Health leaders said the goal is to slow the virus down. At the current rate of transmission, for example, Thursday's 6,044 actively infectious cases will create an additional 7,138 cases 30 days from now.

"We really are in a place of exponential growth and it's critical we do everything we can to bring that growth under control," said Shelby County Health Director Dr. Alisa Haushalter.

They also point out the state has one of the fastest growing transmission rates in the country. According to a White House report, Tennessee has 639 cases per 100,000, while the national average is 451 per 100,000.

Haushalter said a new health directive will likely come early Monday. They are trying to determine what interventions will help over the Christmas holiday.

"I can't share specific details on what those things are that we are considering, but I do know that we have exponential growth, and that growth is occurring because are continuing to socialize together in their homes, in public places, in workplaces and so on. So anything we do is going to have to decrease the ability for people to come together and socialize," said Haushalter.
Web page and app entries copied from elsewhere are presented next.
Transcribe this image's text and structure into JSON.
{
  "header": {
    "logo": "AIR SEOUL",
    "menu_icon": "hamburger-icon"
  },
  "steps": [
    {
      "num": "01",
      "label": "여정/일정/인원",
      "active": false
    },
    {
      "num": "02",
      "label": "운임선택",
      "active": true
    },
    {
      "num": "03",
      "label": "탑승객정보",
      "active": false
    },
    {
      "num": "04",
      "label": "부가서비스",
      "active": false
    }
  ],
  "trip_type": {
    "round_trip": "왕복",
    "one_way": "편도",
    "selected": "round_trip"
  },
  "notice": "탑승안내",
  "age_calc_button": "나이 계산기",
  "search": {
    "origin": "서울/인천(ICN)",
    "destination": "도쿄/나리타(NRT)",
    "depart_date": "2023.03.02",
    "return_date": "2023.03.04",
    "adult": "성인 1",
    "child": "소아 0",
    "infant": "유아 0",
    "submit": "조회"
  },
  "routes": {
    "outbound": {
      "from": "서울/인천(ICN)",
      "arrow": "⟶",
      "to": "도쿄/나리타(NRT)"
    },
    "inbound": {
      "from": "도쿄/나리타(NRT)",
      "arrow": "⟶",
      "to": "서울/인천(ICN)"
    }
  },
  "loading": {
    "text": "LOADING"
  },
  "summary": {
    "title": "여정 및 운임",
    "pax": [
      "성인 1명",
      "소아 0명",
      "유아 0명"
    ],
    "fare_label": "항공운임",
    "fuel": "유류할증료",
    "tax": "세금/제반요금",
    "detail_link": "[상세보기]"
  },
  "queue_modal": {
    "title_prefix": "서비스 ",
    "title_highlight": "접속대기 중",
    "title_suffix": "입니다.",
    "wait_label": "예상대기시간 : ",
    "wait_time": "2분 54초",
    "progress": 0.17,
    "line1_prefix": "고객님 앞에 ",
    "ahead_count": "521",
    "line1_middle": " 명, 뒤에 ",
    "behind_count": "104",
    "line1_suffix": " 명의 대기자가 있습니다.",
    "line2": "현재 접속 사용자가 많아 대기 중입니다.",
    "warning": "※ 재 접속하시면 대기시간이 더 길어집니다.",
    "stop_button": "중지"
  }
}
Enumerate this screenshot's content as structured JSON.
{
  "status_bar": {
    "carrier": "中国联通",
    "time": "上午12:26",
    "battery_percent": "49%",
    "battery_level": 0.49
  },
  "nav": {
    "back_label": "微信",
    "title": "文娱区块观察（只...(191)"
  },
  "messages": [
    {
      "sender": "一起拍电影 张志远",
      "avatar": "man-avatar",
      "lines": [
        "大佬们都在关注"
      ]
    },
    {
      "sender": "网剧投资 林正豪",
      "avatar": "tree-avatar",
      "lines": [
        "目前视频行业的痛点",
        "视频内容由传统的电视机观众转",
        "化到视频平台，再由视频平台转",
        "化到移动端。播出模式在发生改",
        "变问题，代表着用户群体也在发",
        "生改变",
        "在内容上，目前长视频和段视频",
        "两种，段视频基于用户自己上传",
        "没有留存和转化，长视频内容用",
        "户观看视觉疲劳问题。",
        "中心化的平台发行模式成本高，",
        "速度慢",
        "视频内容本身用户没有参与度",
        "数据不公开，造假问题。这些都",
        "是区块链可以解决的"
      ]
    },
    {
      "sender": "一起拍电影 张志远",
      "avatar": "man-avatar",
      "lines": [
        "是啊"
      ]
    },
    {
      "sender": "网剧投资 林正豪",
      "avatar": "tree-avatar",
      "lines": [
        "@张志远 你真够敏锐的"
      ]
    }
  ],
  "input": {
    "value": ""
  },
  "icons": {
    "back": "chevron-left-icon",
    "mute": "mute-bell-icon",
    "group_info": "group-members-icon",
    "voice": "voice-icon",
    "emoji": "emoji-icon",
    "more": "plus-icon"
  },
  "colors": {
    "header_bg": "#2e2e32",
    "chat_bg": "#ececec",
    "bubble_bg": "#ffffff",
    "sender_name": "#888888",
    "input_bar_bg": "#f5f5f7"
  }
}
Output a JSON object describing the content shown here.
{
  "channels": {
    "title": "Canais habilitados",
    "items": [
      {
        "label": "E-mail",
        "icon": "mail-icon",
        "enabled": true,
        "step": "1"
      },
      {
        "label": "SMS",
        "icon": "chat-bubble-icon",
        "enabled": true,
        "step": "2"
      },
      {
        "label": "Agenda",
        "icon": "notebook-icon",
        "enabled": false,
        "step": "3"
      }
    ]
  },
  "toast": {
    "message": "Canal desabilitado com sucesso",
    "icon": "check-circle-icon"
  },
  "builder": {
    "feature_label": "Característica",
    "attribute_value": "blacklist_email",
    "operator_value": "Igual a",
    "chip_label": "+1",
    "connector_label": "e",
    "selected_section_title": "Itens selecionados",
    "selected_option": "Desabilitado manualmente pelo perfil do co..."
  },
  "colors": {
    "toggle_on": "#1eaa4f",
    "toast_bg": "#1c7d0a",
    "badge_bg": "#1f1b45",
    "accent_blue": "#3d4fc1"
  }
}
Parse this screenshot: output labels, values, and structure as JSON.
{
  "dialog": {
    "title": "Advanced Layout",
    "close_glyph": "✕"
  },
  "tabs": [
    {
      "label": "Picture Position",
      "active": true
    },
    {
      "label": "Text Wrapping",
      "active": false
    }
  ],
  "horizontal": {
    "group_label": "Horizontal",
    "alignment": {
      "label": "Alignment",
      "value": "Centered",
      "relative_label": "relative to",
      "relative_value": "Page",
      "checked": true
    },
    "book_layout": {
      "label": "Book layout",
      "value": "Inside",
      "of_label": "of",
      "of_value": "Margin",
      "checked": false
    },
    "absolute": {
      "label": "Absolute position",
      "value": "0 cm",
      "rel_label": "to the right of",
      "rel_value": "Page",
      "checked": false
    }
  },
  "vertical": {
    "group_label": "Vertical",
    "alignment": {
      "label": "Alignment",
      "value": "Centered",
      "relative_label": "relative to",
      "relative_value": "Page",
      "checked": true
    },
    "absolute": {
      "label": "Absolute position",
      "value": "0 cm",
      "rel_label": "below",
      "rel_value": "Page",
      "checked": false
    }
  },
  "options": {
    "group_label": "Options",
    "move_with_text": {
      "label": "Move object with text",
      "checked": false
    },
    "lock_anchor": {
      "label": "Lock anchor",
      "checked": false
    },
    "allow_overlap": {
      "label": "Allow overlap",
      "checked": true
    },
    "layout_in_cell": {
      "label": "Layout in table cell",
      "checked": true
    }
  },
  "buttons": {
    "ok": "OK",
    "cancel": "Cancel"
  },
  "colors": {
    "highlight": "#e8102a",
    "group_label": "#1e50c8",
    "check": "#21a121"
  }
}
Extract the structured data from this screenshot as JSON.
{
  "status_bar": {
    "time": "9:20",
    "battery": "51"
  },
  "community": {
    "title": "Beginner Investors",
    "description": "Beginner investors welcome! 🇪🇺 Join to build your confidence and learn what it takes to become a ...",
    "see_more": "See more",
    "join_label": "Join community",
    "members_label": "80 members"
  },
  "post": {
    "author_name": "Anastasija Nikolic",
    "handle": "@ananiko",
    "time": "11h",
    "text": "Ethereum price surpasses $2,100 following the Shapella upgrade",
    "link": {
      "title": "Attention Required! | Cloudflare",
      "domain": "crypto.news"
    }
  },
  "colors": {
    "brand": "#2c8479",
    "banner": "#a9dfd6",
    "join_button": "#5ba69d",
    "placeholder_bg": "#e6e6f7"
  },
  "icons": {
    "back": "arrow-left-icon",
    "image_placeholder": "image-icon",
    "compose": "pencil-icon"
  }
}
Officials also want to make a point of reminding those over 65 and people with health conditions should avoid indoor spaces, and people under 40 should assume they are infected and get tested.